● Problem description
In the entries that follow, which lines hold the string "Studies"? List them.

(Interface dataset entries)
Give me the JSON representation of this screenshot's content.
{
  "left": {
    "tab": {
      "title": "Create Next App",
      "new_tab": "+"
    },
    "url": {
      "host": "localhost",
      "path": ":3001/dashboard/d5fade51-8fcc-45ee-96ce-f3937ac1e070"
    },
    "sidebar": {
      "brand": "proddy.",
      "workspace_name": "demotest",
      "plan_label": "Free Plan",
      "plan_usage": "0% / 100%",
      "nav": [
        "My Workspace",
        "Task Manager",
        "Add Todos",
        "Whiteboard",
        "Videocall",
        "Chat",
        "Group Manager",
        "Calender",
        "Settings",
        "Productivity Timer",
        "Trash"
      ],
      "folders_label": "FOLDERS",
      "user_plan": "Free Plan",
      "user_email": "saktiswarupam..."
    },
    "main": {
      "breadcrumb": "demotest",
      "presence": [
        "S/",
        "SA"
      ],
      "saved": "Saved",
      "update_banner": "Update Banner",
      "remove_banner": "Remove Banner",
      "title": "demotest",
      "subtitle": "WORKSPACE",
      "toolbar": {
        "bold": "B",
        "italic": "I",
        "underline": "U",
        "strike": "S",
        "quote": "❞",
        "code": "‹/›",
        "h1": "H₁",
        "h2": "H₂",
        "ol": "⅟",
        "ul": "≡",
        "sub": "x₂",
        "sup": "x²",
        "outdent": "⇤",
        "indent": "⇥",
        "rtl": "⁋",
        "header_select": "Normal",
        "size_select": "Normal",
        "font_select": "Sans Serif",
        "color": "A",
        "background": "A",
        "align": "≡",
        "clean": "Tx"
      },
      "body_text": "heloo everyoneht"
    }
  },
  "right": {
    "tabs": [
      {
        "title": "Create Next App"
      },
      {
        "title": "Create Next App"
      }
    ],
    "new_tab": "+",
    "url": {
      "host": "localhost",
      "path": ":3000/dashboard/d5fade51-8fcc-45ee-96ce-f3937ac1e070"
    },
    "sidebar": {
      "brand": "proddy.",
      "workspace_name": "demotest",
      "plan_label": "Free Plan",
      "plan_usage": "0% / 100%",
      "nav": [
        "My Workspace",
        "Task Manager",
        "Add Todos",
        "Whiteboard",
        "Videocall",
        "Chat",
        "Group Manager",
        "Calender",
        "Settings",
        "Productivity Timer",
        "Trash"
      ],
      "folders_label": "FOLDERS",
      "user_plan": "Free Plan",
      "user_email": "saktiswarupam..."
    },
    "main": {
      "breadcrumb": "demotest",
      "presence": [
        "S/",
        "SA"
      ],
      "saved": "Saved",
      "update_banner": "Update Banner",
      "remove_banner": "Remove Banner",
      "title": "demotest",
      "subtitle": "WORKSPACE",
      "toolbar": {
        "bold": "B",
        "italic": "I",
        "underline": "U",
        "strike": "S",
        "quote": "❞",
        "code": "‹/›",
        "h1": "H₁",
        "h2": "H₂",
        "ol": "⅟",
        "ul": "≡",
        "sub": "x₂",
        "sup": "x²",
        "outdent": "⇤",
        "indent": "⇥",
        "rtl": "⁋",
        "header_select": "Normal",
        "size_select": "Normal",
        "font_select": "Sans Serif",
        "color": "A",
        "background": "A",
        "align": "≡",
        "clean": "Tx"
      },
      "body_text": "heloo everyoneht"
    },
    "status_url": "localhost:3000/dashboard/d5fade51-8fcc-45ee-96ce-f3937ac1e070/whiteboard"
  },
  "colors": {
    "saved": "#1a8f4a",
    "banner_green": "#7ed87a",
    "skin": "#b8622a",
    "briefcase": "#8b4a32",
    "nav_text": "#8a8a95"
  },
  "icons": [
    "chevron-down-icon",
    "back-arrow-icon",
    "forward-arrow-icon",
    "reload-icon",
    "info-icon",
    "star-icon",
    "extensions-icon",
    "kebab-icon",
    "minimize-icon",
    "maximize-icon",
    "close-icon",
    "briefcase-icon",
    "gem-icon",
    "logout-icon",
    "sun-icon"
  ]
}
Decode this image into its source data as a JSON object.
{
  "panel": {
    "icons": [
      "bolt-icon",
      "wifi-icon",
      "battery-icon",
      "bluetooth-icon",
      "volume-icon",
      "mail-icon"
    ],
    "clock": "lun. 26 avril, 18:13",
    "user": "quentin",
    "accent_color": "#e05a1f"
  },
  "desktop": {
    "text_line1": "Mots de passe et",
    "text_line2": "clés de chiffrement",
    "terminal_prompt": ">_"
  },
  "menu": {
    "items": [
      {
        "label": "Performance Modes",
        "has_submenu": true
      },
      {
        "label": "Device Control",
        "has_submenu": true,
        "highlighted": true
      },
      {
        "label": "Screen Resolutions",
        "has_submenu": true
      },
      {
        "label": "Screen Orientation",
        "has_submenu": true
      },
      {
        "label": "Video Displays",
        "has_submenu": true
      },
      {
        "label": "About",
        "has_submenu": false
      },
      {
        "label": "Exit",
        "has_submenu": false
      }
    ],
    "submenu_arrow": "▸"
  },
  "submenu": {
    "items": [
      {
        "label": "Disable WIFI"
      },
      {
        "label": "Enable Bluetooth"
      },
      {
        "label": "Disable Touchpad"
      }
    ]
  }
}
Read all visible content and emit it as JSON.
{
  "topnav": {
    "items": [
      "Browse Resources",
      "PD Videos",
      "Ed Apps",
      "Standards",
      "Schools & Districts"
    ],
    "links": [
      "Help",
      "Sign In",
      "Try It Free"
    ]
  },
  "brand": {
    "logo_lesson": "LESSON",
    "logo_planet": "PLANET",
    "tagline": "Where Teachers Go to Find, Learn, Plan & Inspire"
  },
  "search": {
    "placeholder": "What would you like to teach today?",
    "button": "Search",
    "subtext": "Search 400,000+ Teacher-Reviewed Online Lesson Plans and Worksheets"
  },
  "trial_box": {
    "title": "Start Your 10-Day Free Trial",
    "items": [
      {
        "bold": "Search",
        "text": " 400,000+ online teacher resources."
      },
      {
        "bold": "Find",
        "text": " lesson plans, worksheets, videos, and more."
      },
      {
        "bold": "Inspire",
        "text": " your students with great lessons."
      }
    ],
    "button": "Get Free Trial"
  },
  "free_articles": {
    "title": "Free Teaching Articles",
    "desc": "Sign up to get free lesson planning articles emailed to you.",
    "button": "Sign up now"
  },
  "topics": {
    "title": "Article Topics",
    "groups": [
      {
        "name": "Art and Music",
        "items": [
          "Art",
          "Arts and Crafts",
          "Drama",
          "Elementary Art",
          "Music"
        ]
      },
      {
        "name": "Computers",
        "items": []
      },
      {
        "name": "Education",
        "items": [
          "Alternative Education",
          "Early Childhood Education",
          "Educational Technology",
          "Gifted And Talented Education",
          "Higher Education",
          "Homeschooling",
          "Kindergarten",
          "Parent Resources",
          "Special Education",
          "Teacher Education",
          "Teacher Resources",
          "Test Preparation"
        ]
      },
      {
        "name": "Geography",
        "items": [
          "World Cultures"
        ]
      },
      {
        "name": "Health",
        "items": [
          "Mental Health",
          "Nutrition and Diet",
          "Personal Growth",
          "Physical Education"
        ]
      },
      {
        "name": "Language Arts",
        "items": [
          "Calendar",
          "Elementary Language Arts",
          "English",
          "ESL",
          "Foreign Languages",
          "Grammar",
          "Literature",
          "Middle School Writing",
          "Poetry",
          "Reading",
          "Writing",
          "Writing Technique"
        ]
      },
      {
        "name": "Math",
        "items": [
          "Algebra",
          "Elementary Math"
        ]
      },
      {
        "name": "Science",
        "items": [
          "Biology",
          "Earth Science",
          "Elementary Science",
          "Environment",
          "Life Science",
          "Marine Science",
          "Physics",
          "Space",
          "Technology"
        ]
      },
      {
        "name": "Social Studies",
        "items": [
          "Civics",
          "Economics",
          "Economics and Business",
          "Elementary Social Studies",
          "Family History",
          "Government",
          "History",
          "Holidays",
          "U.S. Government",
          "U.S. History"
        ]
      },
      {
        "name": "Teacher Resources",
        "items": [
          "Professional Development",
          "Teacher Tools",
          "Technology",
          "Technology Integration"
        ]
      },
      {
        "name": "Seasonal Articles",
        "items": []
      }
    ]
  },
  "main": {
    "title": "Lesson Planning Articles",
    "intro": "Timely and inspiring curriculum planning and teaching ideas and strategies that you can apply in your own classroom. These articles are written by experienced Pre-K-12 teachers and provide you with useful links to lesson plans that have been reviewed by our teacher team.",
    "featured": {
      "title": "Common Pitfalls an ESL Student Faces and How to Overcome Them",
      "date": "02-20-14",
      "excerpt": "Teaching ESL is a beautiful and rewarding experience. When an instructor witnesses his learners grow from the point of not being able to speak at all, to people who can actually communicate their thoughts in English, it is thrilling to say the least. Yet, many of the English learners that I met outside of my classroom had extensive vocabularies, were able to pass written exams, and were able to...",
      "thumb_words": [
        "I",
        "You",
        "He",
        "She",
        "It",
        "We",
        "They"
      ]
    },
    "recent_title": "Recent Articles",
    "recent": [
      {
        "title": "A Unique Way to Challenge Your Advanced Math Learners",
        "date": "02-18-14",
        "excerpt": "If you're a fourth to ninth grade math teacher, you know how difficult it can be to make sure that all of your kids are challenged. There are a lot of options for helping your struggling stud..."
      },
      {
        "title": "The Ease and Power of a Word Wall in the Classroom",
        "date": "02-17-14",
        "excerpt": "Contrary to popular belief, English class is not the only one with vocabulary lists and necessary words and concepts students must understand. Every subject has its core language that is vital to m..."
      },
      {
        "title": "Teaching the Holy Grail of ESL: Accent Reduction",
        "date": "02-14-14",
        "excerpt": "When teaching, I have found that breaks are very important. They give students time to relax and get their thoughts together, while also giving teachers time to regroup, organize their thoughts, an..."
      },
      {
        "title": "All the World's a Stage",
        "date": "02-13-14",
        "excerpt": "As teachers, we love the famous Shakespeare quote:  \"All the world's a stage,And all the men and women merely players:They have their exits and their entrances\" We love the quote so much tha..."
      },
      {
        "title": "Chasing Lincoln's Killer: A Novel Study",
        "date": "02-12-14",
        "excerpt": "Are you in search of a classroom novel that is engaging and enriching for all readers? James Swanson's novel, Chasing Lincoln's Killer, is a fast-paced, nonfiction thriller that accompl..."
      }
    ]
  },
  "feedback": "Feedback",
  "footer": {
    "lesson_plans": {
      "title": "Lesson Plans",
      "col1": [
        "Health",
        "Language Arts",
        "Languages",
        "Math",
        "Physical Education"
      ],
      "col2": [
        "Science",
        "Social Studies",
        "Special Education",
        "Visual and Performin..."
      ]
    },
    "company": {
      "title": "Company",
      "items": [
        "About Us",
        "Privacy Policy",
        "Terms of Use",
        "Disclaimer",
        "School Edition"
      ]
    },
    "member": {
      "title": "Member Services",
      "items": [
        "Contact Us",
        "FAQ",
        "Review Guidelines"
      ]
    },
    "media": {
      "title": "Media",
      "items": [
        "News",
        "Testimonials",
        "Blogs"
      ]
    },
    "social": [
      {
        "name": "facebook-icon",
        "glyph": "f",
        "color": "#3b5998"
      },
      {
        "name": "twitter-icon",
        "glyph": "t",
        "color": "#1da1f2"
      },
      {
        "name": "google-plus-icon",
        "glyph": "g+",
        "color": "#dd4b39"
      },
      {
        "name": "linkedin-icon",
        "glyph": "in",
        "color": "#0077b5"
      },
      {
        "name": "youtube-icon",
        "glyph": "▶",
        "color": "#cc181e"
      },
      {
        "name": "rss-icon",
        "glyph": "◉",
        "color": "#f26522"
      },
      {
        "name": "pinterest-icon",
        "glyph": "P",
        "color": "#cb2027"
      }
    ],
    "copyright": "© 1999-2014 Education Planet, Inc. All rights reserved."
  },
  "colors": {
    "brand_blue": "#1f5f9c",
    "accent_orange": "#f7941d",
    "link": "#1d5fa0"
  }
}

● Result
        "name": "Social Studies",
          "Elementary Social Studies",
        "Social Studies",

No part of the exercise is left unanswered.